Lithuanian Emigration

Historian Dr. Alfonsas Eidintas

Thoughts on the Diaspora and its Future

In the discussion of a country’s emigration and re-immigration trends (see Emigration and Re-immigration, Nov. 7, 2022), a historical perspective is both interesting and useful. We turn to an article in Pasaulio lietuvis published earlier this year by historian Dr. Alfonsas Eidintas, former Ambassador to Canada, who recently wrote a book about Lithuanian emigration from 1868 to 2020 (Ar išliks lietuviai? Lietuva ir išeivystė 1868–2020 m.).

The author reminds us of facts about an emigration that has been quite intense, especially in recent decades. From 1868 to 1914 about 300,000 Lithuanians went to USA, Brazil and England. During the first independence from 1919-1940 approximately 100,000 citizens left, and from 1990 to 2020 at least 750,000 Lithuanians left their country. In his book, Dr. Eidintas writes about the relationship between Lithuania and its diaspora and the effect of the latest wave of emigration.

He notes that his conclusion, after many years of research, is that there is no need to take or lay blame for the relatively huge numbers of Lithuanians who left the country. In the 19, 20th and 21st centuries, Lithuania was in an economically underdeveloped region where work was not guaranteed for the increasing population that had suffered from foreign occupation and cultural repression. After two world wars and three occupations in the 20th century, deportation and the holocaust added to the loss of the best minds in the country. Independence in 1990 offered Lithuanians new and appealing opportunities to enjoy personal freedom and a welcoming job market in Europe.

The diaspora contributed in many ways to Lithuania’s success, culturally and financially. Organizations in the diaspora were always quick to react to events in Lithuania, and to support the rebuilding of the country. In a way, the diaspora helped create the notion that it is a second, though smaller, Lithuania which could and would always support its émigré population. This was especially important during the Russian imperialist and Soviet occupations.

Mass emigration has indeed caused great concern in Lithuania, and without that loss the country’s current population of 2.8 million would be at least double, and there would be no talk of a nation in decline. However, economic, social and geopolitical circumstances did not allow the country to do better.

Relations with the diaspora have been an area of concern as far back as 1935, when the first World Lithuanian Congress was held in Kaunas. The “World Lithuanian” magazine (Pasaulio lietuvis) was established in 1937, and government funding was channelled to Lithuanian parishes, schools and press in the diaspora (until the occupation). The declaration of the Lithuanian Charter, with its pledge to help free Lithuania and preserve its culture, united the diaspora and allowed it to act as a single non-partisan entity, inclusive of all Lithuanians who had the best interests of Lithuania at heart.

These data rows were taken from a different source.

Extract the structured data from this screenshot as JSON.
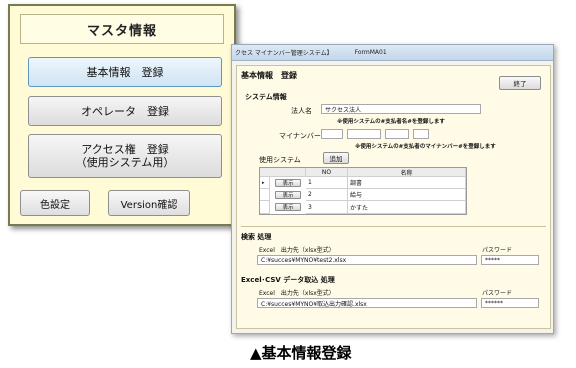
{
  "menu": {
    "title": "マスタ情報",
    "buttons": [
      {
        "line1": "基本情報　登録",
        "line2": ""
      },
      {
        "line1": "オペレータ　登録",
        "line2": ""
      },
      {
        "line1": "アクセス権　登録",
        "line2": "（使用システム用）"
      }
    ],
    "color_button": "色設定",
    "version_button": "Version確認"
  },
  "window": {
    "title_app": "クセス マイナンバー管理システム】",
    "title_form": "FormMA01",
    "header": "基本情報　登録",
    "close_button": "終了",
    "system_section": "システム情報",
    "corp_label": "法人名",
    "corp_value": "サクセス法人",
    "corp_note": "※使用システムの#支払者名#を登録します",
    "mynumber_label": "マイナンバー",
    "mynumber_note": "※使用システムの#支払者のマイナンバー#を登録します",
    "use_system_label": "使用システム",
    "add_button": "追加",
    "grid": {
      "headers": [
        "NO",
        "名称"
      ],
      "row_marker": "▸",
      "rows": [
        {
          "button": "表示",
          "no": "1",
          "name": "調書"
        },
        {
          "button": "表示",
          "no": "2",
          "name": "給与"
        },
        {
          "button": "表示",
          "no": "3",
          "name": "かすた"
        }
      ]
    },
    "search_section": "検索 処理",
    "excel_out_label": "Excel　出力先（xlsx型式）",
    "excel_out_path": "C:¥succes¥MYNO¥test2.xlsx",
    "password_label": "パスワード",
    "password_value": "*****",
    "csv_section": "Excel･CSV データ取込 処理",
    "excel_out_label2": "Excel　出力先（xlsx型式）",
    "excel_out_path2": "C:¥succes¥MYNO¥取込出力確認.xlsx",
    "password_label2": "パスワード",
    "password_value2": "******"
  },
  "caption": "▲基本情報登録"
}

Mass emigration following the long-awaited re-instatement of independence was an unexpected and disappointing loss to the nation, affecting it emotionally and psychologically. The fact that most emigrants sent money back to their families in Lithuania was not enough to compensate for the empty schools and towns and the image of a nation in decline. Although the demographic situation has not changed much, it may improve if birth rates increase, mortality rates decrease and re-emigration continues.

Lithuania is similar to other countries in Western Europe whose population is aging. Long-term planning and strategies may provide results, however they will take time. “Brain drain”, the loss of professionals, directly affects the country’s economic, innovative and competitive capital, writes Eidintas. According to surveys, factors preventing Lithuanians from returning are low wages and their children’s potentially difficult re-integration into Lithuanian education and lifestyle. Children of emigrants inevitably lose their native language skills, and bonds with their birth country become tenuous. Not all parents are active in preserving the culture.  

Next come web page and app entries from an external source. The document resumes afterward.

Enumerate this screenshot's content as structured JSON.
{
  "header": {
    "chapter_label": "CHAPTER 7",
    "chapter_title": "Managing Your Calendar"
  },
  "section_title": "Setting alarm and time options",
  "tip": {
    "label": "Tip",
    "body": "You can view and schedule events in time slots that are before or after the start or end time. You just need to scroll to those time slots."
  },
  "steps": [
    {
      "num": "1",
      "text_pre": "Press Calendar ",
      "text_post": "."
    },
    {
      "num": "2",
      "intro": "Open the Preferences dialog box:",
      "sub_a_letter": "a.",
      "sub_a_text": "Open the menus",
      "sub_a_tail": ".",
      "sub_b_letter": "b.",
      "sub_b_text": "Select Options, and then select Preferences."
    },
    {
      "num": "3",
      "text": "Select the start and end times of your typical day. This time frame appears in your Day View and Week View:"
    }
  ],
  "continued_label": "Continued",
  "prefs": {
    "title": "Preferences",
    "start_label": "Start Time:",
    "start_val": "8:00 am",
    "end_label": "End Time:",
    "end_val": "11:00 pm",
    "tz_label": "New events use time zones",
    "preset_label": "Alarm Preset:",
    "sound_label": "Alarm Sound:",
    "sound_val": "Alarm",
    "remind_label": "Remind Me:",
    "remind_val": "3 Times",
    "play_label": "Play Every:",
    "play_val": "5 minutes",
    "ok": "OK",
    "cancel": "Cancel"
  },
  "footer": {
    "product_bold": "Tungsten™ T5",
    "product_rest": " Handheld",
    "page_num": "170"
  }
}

The quest to encourage re-emigration remains top of mind. Statistics show that 20-25 per cent of emigrants return. Demographically emigration is a loss, and yet Eidintas reminds us that those Lithuanians are not “gone”– they work and send money to their relatives, some of them live in Lithuania part of the time as a second home. Surveys show that emigrants continue to take an interest in Lithuanian economic, political and cultural life, and maintain close ties with the homeland through technology.

The new wave of emigration is not over – some emigrants are still in the process of settling abroad. Conditions can change: Eidintas cites the example of the effect of COVID-19 on globalization. Current émigrés and later generations may yet decide to return to their roots, bring their expertise and connections back to Lithuania. They are 1.5 million strong, and they care about Lithuania.